Human well-being was assessed at the local and national levels using economic, social, and environmental indicators. Issues of equity were addressed using income poverty indicators and disaggregating some indicators by location and gender. In Sistelo, a participatory approach was used to determine well-being at the local level.

Drivers of change in ecosystem services were assessed through workshops with the research team and the users and through a literature review by the scientific team.

Lead Institutions

The Center for Environmental Biology (CBA) of the Faculty of Sciences of the University

of Lisbon was the coordinating institution for the ptMA the scientific team was consisted of 40 scientists from over 10 universities, research institutions and government agencies. The steering committee for the assessment was composed of: Henrique M. Pereira, Tiago Domingos, and Luis Vicente.

The intended audience for the assessment is national and local decision-makers. The board of users included ten members representing government agencies, non-governmental organizations and the private sector. The advisory board was composed of seven members, including scientists and decision-makers and was chaired by Isabel Guerra of the Portuguese Ministry of Public Works, Transportation and Housing.

Contact information

Primary funding for the ptMA was provided by the MA, Xaiza Geral de Depósitos, and the University of Coimbra. In-kind contributions were also provided by the home institutions of the researchers. Further financial and in-kind support were received from: Faculdade de Ciências da Universidade de Lisboa, Universidade Católica Portuguesa, Universidade Nova de Lisboa and Universidade Técnica de Lisboa and Caminhos e Ferro, E.P..

Ecosystems Services Assessed

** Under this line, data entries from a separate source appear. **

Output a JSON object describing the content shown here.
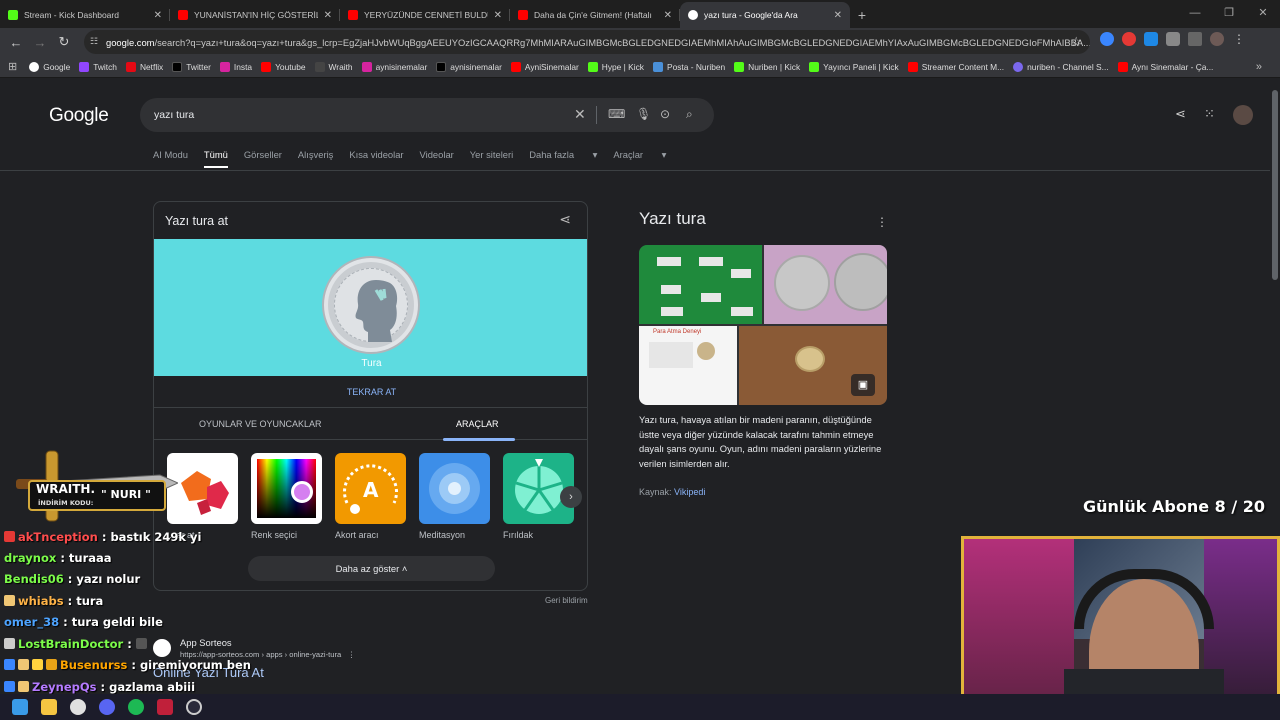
{
  "tabs": [
    {
      "title": "Stream - Kick Dashboard",
      "color": "#53fc18"
    },
    {
      "title": "YUNANİSTAN'IN HİÇ GÖSTERİL",
      "color": "#ff0000"
    },
    {
      "title": "YERYÜZÜNDE CENNETİ BULDU",
      "color": "#ff0000"
    },
    {
      "title": "Daha da Çin'e Gitmem! (Haftalı",
      "color": "#ff0000"
    },
    {
      "title": "yazı tura - Google'da Ara",
      "color": "#ffffff"
    }
  ],
  "url": {
    "domain": "google.com",
    "path": "/search?q=yazı+tura&oq=yazı+tura&gs_lcrp=EgZjaHJvbWUqBggAEEUYOzIGCAAQRRg7MhMIARAuGIMBGMcBGLEDGNEDGIAEMhMIAhAuGIMBGMcBGLEDGNEDGIAEMhYIAxAuGIMBGMcBGLEDGNEDGIoFMhAIBBA..."
  },
  "bookmarks": [
    "Google",
    "Twitch",
    "Netflix",
    "Twitter",
    "Insta",
    "Youtube",
    "Wraith",
    "aynisinemalar",
    "aynisinemalar",
    "AyniSinemalar",
    "Hype | Kick",
    "Posta - Nuriben",
    "Nuriben | Kick",
    "Yayıncı Paneli | Kick",
    "Streamer Content M...",
    "nuriben - Channel S...",
    "Aynı Sinemalar - Ça..."
  ],
  "search": {
    "logo": "Google",
    "query": "yazı tura"
  },
  "nav": [
    "AI Modu",
    "Tümü",
    "Görseller",
    "Alışveriş",
    "Kısa videolar",
    "Videolar",
    "Yer siteleri",
    "Daha fazla",
    "Araçlar"
  ],
  "card": {
    "title": "Yazı tura at",
    "coin_label": "Tura",
    "again": "TEKRAR AT",
    "tab_games": "OYUNLAR VE OYUNCAKLAR",
    "tab_tools": "ARAÇLAR",
    "tools": [
      "...ar at",
      "Renk seçici",
      "Akort aracı",
      "Meditasyon",
      "Fırıldak"
    ],
    "less": "Daha az göster",
    "report": "Geri bildirim"
  },
  "result": {
    "site": "App Sorteos",
    "url": "https://app-sorteos.com › apps › online-yazi-tura",
    "title": "Online Yazı Tura At"
  },
  "kp": {
    "title": "Yazı tura",
    "desc": "Yazı tura, havaya atılan bir madeni paranın, düştüğünde üstte veya diğer yüzünde kalacak tarafını tahmin etmeye dayalı şans oyunu. Oyun, adını madeni paraların yüzlerine verilen isimlerden alır.",
    "source_label": "Kaynak:",
    "source": "Vikipedi",
    "img3_caption": "Para Atma Deneyi"
  },
  "overlay": {
    "brand": "WRAITH.",
    "code_label": "İNDİRİM KODU:",
    "code": "\" NURI \"",
    "goal": "Günlük Abone 8 / 20"
  },
  "chat": [
    {
      "user": "akTnception",
      "msg": "bastık 249k yi",
      "color": "#ff4d4d"
    },
    {
      "user": "draynox",
      "msg": "turaaa",
      "color": "#7cfc4a"
    },
    {
      "user": "Bendis06",
      "msg": "yazı nolur",
      "color": "#7cfc4a"
    },
    {
      "user": "whiabs",
      "msg": "tura",
      "color": "#ffb347"
    },
    {
      "user": "omer_38",
      "msg": "tura geldi bile",
      "color": "#4da3ff"
    },
    {
      "user": "LostBrainDoctor",
      "msg": "",
      "color": "#7cfc4a"
    },
    {
      "user": "Busenurss",
      "msg": "giremiyorum ben",
      "color": "#ffa500"
    },
    {
      "user": "ZeynepQs",
      "msg": "gazlama abiii",
      "color": "#b57bff"
    }
  ]
}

Provisioning services: water, food and fiber; regulating services: climate regulation, soil protection and runoff regulation; cultural services: recreation, education, ultural heritage and aesthetic value. Additionally, biodiversity was assessed.

Project Outputs and Results

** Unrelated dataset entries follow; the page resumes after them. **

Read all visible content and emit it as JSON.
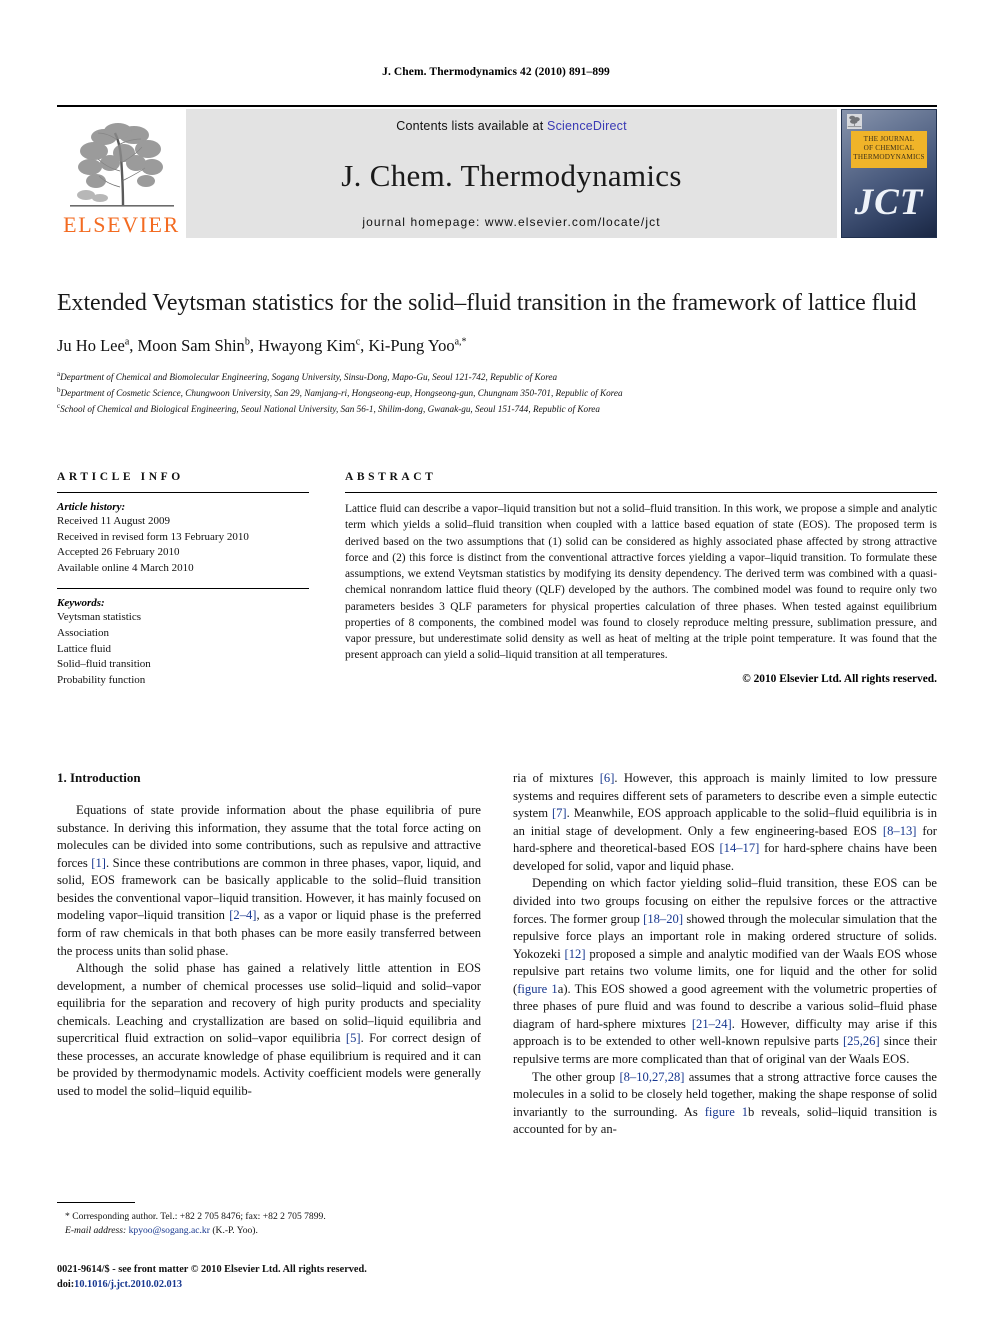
{
  "running_head": "J. Chem. Thermodynamics 42 (2010) 891–899",
  "masthead": {
    "publisher_name": "ELSEVIER",
    "contents_prefix": "Contents lists available at ",
    "sciencedirect": "ScienceDirect",
    "journal_title": "J. Chem. Thermodynamics",
    "homepage": "journal homepage: www.elsevier.com/locate/jct",
    "cover": {
      "band_line1": "THE JOURNAL",
      "band_line2": "OF CHEMICAL",
      "band_line3": "THERMODYNAMICS",
      "initials": "JCT",
      "band_color": "#f0b429",
      "background_color": "#3c4c70"
    },
    "accent_color": "#F36B21",
    "link_color": "#3a3ab5",
    "band_background": "#e3e3e3"
  },
  "title": "Extended Veytsman statistics for the solid–fluid transition in the framework of lattice fluid",
  "authors": [
    {
      "name": "Ju Ho Lee",
      "marks": "a"
    },
    {
      "name": "Moon Sam Shin",
      "marks": "b"
    },
    {
      "name": "Hwayong Kim",
      "marks": "c"
    },
    {
      "name": "Ki-Pung Yoo",
      "marks": "a,*"
    }
  ],
  "affiliations": [
    {
      "mark": "a",
      "text": "Department of Chemical and Biomolecular Engineering, Sogang University, Sinsu-Dong, Mapo-Gu, Seoul 121-742, Republic of Korea"
    },
    {
      "mark": "b",
      "text": "Department of Cosmetic Science, Chungwoon University, San 29, Namjang-ri, Hongseong-eup, Hongseong-gun, Chungnam 350-701, Republic of Korea"
    },
    {
      "mark": "c",
      "text": "School of Chemical and Biological Engineering, Seoul National University, San 56-1, Shilim-dong, Gwanak-gu, Seoul 151-744, Republic of Korea"
    }
  ],
  "article_info": {
    "label": "ARTICLE INFO",
    "history_label": "Article history:",
    "history": [
      "Received 11 August 2009",
      "Received in revised form 13 February 2010",
      "Accepted 26 February 2010",
      "Available online 4 March 2010"
    ],
    "keywords_label": "Keywords:",
    "keywords": [
      "Veytsman statistics",
      "Association",
      "Lattice fluid",
      "Solid–fluid transition",
      "Probability function"
    ]
  },
  "abstract": {
    "label": "ABSTRACT",
    "text": "Lattice fluid can describe a vapor–liquid transition but not a solid–fluid transition. In this work, we propose a simple and analytic term which yields a solid–fluid transition when coupled with a lattice based equation of state (EOS). The proposed term is derived based on the two assumptions that (1) solid can be considered as highly associated phase affected by strong attractive force and (2) this force is distinct from the conventional attractive forces yielding a vapor–liquid transition. To formulate these assumptions, we extend Veytsman statistics by modifying its density dependency. The derived term was combined with a quasi-chemical nonrandom lattice fluid theory (QLF) developed by the authors. The combined model was found to require only two parameters besides 3 QLF parameters for physical properties calculation of three phases. When tested against equilibrium properties of 8 components, the combined model was found to closely reproduce melting pressure, sublimation pressure, and vapor pressure, but underestimate solid density as well as heat of melting at the triple point temperature. It was found that the present approach can yield a solid–liquid transition at all temperatures.",
    "copyright": "© 2010 Elsevier Ltd. All rights reserved."
  },
  "body": {
    "section_number_title": "1. Introduction",
    "left_paragraphs": [
      "Equations of state provide information about the phase equilibria of pure substance. In deriving this information, they assume that the total force acting on molecules can be divided into some contributions, such as repulsive and attractive forces [1]. Since these contributions are common in three phases, vapor, liquid, and solid, EOS framework can be basically applicable to the solid–fluid transition besides the conventional vapor–liquid transition. However, it has mainly focused on modeling vapor–liquid transition [2–4], as a vapor or liquid phase is the preferred form of raw chemicals in that both phases can be more easily transferred between the process units than solid phase.",
      "Although the solid phase has gained a relatively little attention in EOS development, a number of chemical processes use solid–liquid and solid–vapor equilibria for the separation and recovery of high purity products and speciality chemicals. Leaching and crystallization are based on solid–liquid equilibria and supercritical fluid extraction on solid–vapor equilibria [5]. For correct design of these processes, an accurate knowledge of phase equilibrium is required and it can be provided by thermodynamic models. Activity coefficient models were generally used to model the solid–liquid equilib-"
    ],
    "right_paragraphs": [
      "ria of mixtures [6]. However, this approach is mainly limited to low pressure systems and requires different sets of parameters to describe even a simple eutectic system [7]. Meanwhile, EOS approach applicable to the solid–fluid equilibria is in an initial stage of development. Only a few engineering-based EOS [8–13] for hard-sphere and theoretical-based EOS [14–17] for hard-sphere chains have been developed for solid, vapor and liquid phase.",
      "Depending on which factor yielding solid–fluid transition, these EOS can be divided into two groups focusing on either the repulsive forces or the attractive forces. The former group [18–20] showed through the molecular simulation that the repulsive force plays an important role in making ordered structure of solids. Yokozeki [12] proposed a simple and analytic modified van der Waals EOS whose repulsive part retains two volume limits, one for liquid and the other for solid (figure 1a). This EOS showed a good agreement with the volumetric properties of three phases of pure fluid and was found to describe a various solid–fluid phase diagram of hard-sphere mixtures [21–24]. However, difficulty may arise if this approach is to be extended to other well-known repulsive parts [25,26] since their repulsive terms are more complicated than that of original van der Waals EOS.",
      "The other group [8–10,27,28] assumes that a strong attractive force causes the molecules in a solid to be closely held together, making the shape response of solid invariantly to the surrounding. As figure 1b reveals, solid–liquid transition is accounted for by an-"
    ]
  },
  "footnote": {
    "corresponding": "* Corresponding author. Tel.: +82 2 705 8476; fax: +82 2 705 7899.",
    "email_label": "E-mail address:",
    "email": "kpyoo@sogang.ac.kr",
    "email_suffix": " (K.-P. Yoo)."
  },
  "imprint": {
    "line1": "0021-9614/$ - see front matter © 2010 Elsevier Ltd. All rights reserved.",
    "doi_prefix": "doi:",
    "doi": "10.1016/j.jct.2010.02.013"
  }
}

Users and the research team identified the following as the primary drivers of change in ecosystem services in Portugal: fire regime, land tenure and farm structure, economic growth, land used changes related to multiple factors, tourism, introduction of exotic species, population distribution and migration, environmental legislation and attitudes towards this legislation, CAP, and international trade agreements.




© 2005 Millennium Ecosystem Assessment